"William Byrd. Thomas Tallis. Both were common copmosers in the Renaissance era that were sure to offer up a challenge to anyone who dared. The King's Singers were up there to challenge the music of Byrd and Tallis. What an interesting choice of composers too. Byrd was known to be the most respected composer of his time in England (1543-1623), which may also be the reason he got away with composing music for both the banned Catholic church and the new Angelican church. I honetly do not know much about Tallis, but I think that "Te Lucias ante Termnium I" shows well defined and blended harmonies while focusing on an excellent bass line. "Haec Dies" sounded like two different SATB choirs copying each other while actually the music is only SSATTB; they made a masterpiece out of a song that only consists of: 'Haec dies, quam fecit Dominus, Exultemus, et laetemur, inea, Alleluia'. The melodies were bouncy and fizzed with intense pop and curiosity to what was coming up, how the style format was going to suprise you next. "Beata Viscera Maria Virgins" demonstrated brilliant sections as well as dramatic dynamics. "Ave Verum Corpus" drifted me into a daze with beautiful melody lines to relax to. "Viqilate" created a sea of harmonies using the basic lyric line while brilliantly intensifying with each word. The King's Singers have once again proved they are serious singers by tackling a new challenge: music that invloes dramatic dynamics and does not always have smooth transitions. Not only did they manage to pull it off, they also perfected the music and performed it with such eloquency it almost sounds easy. Almost. I have personally performed some music composed by William Byrd, and it is not easy. That is all part of brilliance. '-English Renaissance' has definitly proved that the King's Singers can overcome obsticles with grace and purify the rest, such as "You Are the New Day", with their beautiful sound. This is one album that is worth the trouble to understand."
Beautiful and Flawless
Gracejoy | New York, NY United States | 12/08/2000
(5 out of 5 stars)

"The King's Singers are one of the best small vocal ensembles in the world today. With beautiful, strong, clear voices, they sing new life into some of the loveliest melodies of the two wonderful English composers. Their voices seem perfectly suited to this music, and indeed their performance itself is essentially perfect--I cannot find a single significant fault with anything on this recording.

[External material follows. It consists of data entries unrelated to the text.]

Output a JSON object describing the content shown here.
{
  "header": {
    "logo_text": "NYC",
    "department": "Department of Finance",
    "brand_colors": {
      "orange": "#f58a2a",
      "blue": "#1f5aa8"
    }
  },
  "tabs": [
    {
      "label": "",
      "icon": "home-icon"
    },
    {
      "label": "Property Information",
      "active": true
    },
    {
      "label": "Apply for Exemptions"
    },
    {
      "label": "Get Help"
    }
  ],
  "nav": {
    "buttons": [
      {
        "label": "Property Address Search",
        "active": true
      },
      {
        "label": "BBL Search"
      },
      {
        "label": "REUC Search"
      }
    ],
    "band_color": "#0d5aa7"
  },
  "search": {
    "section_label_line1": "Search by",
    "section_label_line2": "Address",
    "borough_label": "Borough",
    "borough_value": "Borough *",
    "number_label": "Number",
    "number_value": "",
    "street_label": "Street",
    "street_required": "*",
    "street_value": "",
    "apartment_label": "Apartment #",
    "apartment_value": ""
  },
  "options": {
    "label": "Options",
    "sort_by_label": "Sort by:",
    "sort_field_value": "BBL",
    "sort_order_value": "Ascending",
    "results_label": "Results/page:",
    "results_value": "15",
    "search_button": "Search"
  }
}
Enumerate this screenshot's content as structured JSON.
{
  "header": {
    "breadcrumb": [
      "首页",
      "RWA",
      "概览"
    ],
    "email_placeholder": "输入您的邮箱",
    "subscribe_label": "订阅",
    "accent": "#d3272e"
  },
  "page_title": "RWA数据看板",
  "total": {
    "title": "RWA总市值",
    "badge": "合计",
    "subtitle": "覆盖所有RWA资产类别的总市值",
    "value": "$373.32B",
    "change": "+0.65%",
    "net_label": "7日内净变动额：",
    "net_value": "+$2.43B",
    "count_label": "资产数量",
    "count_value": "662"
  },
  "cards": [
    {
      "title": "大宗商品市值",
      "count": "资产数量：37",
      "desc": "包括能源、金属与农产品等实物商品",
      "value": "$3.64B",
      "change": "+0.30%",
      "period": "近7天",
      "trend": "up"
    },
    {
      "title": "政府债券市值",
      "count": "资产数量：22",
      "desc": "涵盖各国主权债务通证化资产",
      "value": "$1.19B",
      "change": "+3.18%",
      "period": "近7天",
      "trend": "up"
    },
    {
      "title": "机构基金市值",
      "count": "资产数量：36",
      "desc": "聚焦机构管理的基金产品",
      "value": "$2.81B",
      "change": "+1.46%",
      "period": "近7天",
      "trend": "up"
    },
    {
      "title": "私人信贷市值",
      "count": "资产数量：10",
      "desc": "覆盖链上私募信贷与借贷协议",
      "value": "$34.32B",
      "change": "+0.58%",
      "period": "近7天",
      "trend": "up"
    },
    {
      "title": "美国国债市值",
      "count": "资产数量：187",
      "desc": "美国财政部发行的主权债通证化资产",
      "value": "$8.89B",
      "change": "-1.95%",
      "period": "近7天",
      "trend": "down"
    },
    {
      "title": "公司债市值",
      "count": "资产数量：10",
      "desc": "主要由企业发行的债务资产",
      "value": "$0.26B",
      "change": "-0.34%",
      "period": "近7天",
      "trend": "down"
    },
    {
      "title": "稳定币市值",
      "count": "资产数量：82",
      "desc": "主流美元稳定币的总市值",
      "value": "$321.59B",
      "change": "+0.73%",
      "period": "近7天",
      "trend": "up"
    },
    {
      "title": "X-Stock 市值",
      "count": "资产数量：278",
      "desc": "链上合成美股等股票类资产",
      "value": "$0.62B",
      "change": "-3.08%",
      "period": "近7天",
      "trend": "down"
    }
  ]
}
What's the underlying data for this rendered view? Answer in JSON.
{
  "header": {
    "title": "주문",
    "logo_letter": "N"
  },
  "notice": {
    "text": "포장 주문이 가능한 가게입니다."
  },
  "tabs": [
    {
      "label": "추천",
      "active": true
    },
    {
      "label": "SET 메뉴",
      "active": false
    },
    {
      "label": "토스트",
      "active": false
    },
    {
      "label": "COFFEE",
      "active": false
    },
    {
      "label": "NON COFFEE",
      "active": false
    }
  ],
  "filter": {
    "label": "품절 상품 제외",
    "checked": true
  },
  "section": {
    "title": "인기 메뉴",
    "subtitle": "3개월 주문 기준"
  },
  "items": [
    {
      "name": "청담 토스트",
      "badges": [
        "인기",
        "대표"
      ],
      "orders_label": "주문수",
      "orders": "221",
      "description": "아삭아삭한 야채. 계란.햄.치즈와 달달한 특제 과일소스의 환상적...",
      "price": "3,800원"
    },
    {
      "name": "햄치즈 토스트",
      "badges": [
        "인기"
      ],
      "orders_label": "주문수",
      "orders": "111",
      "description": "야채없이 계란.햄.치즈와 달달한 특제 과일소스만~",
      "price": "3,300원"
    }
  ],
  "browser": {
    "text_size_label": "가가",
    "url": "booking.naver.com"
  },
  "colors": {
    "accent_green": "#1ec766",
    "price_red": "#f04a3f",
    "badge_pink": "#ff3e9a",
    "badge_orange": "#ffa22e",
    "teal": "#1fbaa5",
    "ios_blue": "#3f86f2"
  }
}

The quality of singing is absolutely first-rate. In particular, the sound of the male contralto is wonderfully pure. If you like Byrd and Tallis, then you are in for a wonderful treat with a purchase of this CD. If you are not very familiar with the composers, or the Singers, then I am sure this CD will make you quite a fan of both! This is very, very lovely music."
Absolutely Outstanding!!!
Russell J. Franks | Norman, OK United States | 02/11/2005
(5 out of 5 stars)

"I own several other King's Singer CDs, but this one is definitely my favorite. Every track is a gem! It is amazing that only six vocalists are able to produce such beautiful harmonies. My favorite tracks are:
-"Te Lucis Ante Terminum (I)" This begins with Gregorian chant done in the way that God intended for it to be sung. When I am listening to this, I imagine it being performed in an English cathedral, and I imagine the entire building resonating with the music. After the opening unison Gregorian chant, the music changes into a polyphonic and harmonic style that is a very interesting textural contrast. Wonderful!
-"The Lamentations of the Prophet Jeremiah" This is a wonderful example of the highest form of English polyphony. I have a CD that has the Choir of King's College performing the "Lamentations", however, the King's Singers' version on this CD is much clearer and richer.

If you like this type of music, then this album is for you. Even if you are not sure if you like this kind of music, I would still recommend purchasing this recording. You won't regret it."